MATERIAL SUPPLIED =
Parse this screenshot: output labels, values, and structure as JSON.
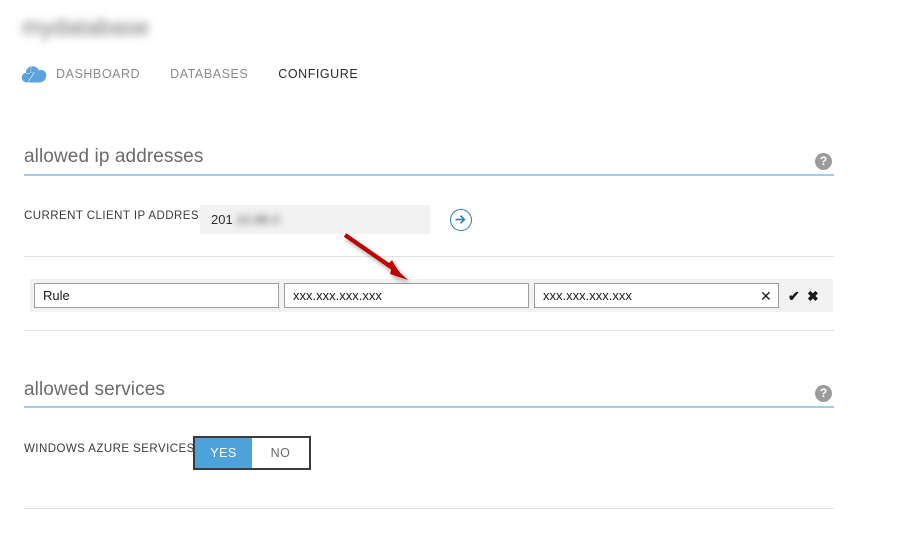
{
  "header": {
    "resource_title": "mydatabase",
    "service_icon": "sql-database-cloud-icon",
    "tabs": [
      {
        "label": "DASHBOARD",
        "active": false
      },
      {
        "label": "DATABASES",
        "active": false
      },
      {
        "label": "CONFIGURE",
        "active": true
      }
    ]
  },
  "sections": {
    "allowed_ip": {
      "title": "allowed ip addresses",
      "help_icon": "help-question-icon",
      "current_ip": {
        "label": "CURRENT CLIENT IP ADDRESS",
        "value_visible": "201",
        "value_hidden": ".10.88.0",
        "add_button_icon": "arrow-right-circle-icon"
      },
      "rule_row": {
        "name_value": "Rule",
        "start_ip_value": "xxx.xxx.xxx.xxx",
        "end_ip_value": "xxx.xxx.xxx.xxx",
        "name_placeholder": "Rule",
        "ip_placeholder": "xxx.xxx.xxx.xxx",
        "clear_icon": "clear-x-icon",
        "confirm_icon": "checkmark-icon",
        "cancel_icon": "close-x-icon"
      }
    },
    "allowed_services": {
      "title": "allowed services",
      "help_icon": "help-question-icon",
      "windows_azure_services": {
        "label": "WINDOWS AZURE SERVICES",
        "options": [
          {
            "label": "YES",
            "selected": true
          },
          {
            "label": "NO",
            "selected": false
          }
        ]
      }
    }
  },
  "annotation": {
    "arrow_color": "#c00000",
    "points_to": "start-ip-input"
  },
  "colors": {
    "accent_blue": "#4ea2dc",
    "section_rule": "#a5c9e6",
    "row_background": "#f2f2f2",
    "divider": "#e2e2e2",
    "annotation_red": "#c00000"
  }
}
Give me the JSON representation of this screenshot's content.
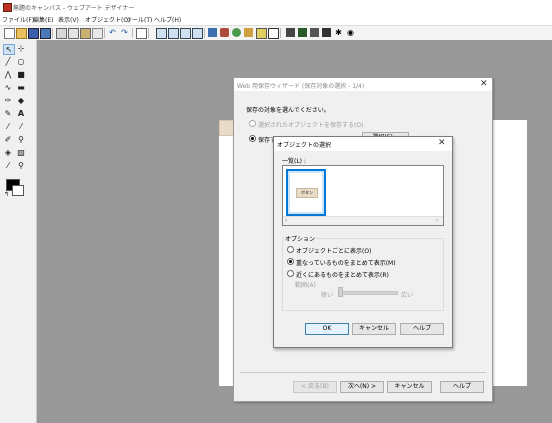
{
  "app": {
    "title": "無題のキャンバス - ウェブアート デザイナー"
  },
  "menubar": {
    "items": [
      {
        "label": "ファイル(F)"
      },
      {
        "label": "編集(E)"
      },
      {
        "label": "表示(V)"
      },
      {
        "label": "オブジェクト(O)"
      },
      {
        "label": "ツール(T)"
      },
      {
        "label": "ヘルプ(H)"
      }
    ]
  },
  "toolbar": {
    "icons": [
      "new-file-icon",
      "open-folder-icon",
      "save-icon",
      "save-web-icon",
      "cut-icon",
      "copy-icon",
      "paste-icon",
      "grid-icon",
      "undo-icon",
      "redo-icon",
      "edit-icon",
      "frame-icon",
      "text-frame-icon",
      "image-frame-icon",
      "media-icon",
      "shape-icon",
      "paint-icon",
      "color-icon",
      "group-icon",
      "align-icon",
      "settings-icon",
      "navigator-icon",
      "layer-icon",
      "effect-icon",
      "preview-icon"
    ]
  },
  "wizard": {
    "title": "Web 用保存ウィザード (保存対象の選択 - 1/4)",
    "prompt": "保存の対象を選んでください。",
    "option_selected_object": "選択されたオブジェクトを保存する(O)",
    "option_save_all": "保存するオブジェクトを選ぶ(S)",
    "select_button": "選択(E)...",
    "buttons": {
      "back": "< 戻る(B)",
      "next": "次へ(N) >",
      "cancel": "キャンセル",
      "help": "ヘルプ"
    }
  },
  "object_dialog": {
    "title": "オブジェクトの選択",
    "list_label": "一覧(L) :",
    "thumbnail_label": "ボタン",
    "options_label": "オプション",
    "option1": "オブジェクトごとに表示(O)",
    "option2": "重なっているものをまとめて表示(M)",
    "option3": "近くにあるものをまとめて表示(R)",
    "range_label": "範囲(A)",
    "range_min": "狭い",
    "range_max": "広い",
    "buttons": {
      "ok": "OK",
      "cancel": "キャンセル",
      "help": "ヘルプ"
    }
  },
  "colors": {
    "workspace": "#999999",
    "accent": "#0078d7"
  }
}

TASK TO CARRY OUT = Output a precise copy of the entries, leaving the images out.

RESULT =
Parse this screenshot: output labels, values, and structure as JSON.
{
  "header": {
    "resource_title": "mydatabase",
    "service_icon": "sql-database-cloud-icon",
    "tabs": [
      {
        "label": "DASHBOARD",
        "active": false
      },
      {
        "label": "DATABASES",
        "active": false
      },
      {
        "label": "CONFIGURE",
        "active": true
      }
    ]
  },
  "sections": {
    "allowed_ip": {
      "title": "allowed ip addresses",
      "help_icon": "help-question-icon",
      "current_ip": {
        "label": "CURRENT CLIENT IP ADDRESS",
        "value_visible": "201",
        "value_hidden": ".10.88.0",
        "add_button_icon": "arrow-right-circle-icon"
      },
      "rule_row": {
        "name_value": "Rule",
        "start_ip_value": "xxx.xxx.xxx.xxx",
        "end_ip_value": "xxx.xxx.xxx.xxx",
        "name_placeholder": "Rule",
        "ip_placeholder": "xxx.xxx.xxx.xxx",
        "clear_icon": "clear-x-icon",
        "confirm_icon": "checkmark-icon",
        "cancel_icon": "close-x-icon"
      }
    },
    "allowed_services": {
      "title": "allowed services",
      "help_icon": "help-question-icon",
      "windows_azure_services": {
        "label": "WINDOWS AZURE SERVICES",
        "options": [
          {
            "label": "YES",
            "selected": true
          },
          {
            "label": "NO",
            "selected": false
          }
        ]
      }
    }
  },
  "annotation": {
    "arrow_color": "#c00000",
    "points_to": "start-ip-input"
  },
  "colors": {
    "accent_blue": "#4ea2dc",
    "section_rule": "#a5c9e6",
    "row_background": "#f2f2f2",
    "divider": "#e2e2e2",
    "annotation_red": "#c00000"
  }
}
Give me the JSON representation of this screenshot's content.
{
  "app": {
    "title": "無題のキャンバス - ウェブアート デザイナー"
  },
  "menubar": {
    "items": [
      {
        "label": "ファイル(F)"
      },
      {
        "label": "編集(E)"
      },
      {
        "label": "表示(V)"
      },
      {
        "label": "オブジェクト(O)"
      },
      {
        "label": "ツール(T)"
      },
      {
        "label": "ヘルプ(H)"
      }
    ]
  },
  "toolbar": {
    "icons": [
      "new-file-icon",
      "open-folder-icon",
      "save-icon",
      "save-web-icon",
      "cut-icon",
      "copy-icon",
      "paste-icon",
      "grid-icon",
      "undo-icon",
      "redo-icon",
      "edit-icon",
      "frame-icon",
      "text-frame-icon",
      "image-frame-icon",
      "media-icon",
      "shape-icon",
      "paint-icon",
      "color-icon",
      "group-icon",
      "align-icon",
      "settings-icon",
      "navigator-icon",
      "layer-icon",
      "effect-icon",
      "preview-icon"
    ]
  },
  "wizard": {
    "title": "Web 用保存ウィザード (保存対象の選択 - 1/4)",
    "prompt": "保存の対象を選んでください。",
    "option_selected_object": "選択されたオブジェクトを保存する(O)",
    "option_save_all": "保存するオブジェクトを選ぶ(S)",
    "select_button": "選択(E)...",
    "buttons": {
      "back": "< 戻る(B)",
      "next": "次へ(N) >",
      "cancel": "キャンセル",
      "help": "ヘルプ"
    }
  },
  "object_dialog": {
    "title": "オブジェクトの選択",
    "list_label": "一覧(L) :",
    "thumbnail_label": "ボタン",
    "options_label": "オプション",
    "option1": "オブジェクトごとに表示(O)",
    "option2": "重なっているものをまとめて表示(M)",
    "option3": "近くにあるものをまとめて表示(R)",
    "range_label": "範囲(A)",
    "range_min": "狭い",
    "range_max": "広い",
    "buttons": {
      "ok": "OK",
      "cancel": "キャンセル",
      "help": "ヘルプ"
    }
  },
  "colors": {
    "workspace": "#999999",
    "accent": "#0078d7"
  }
}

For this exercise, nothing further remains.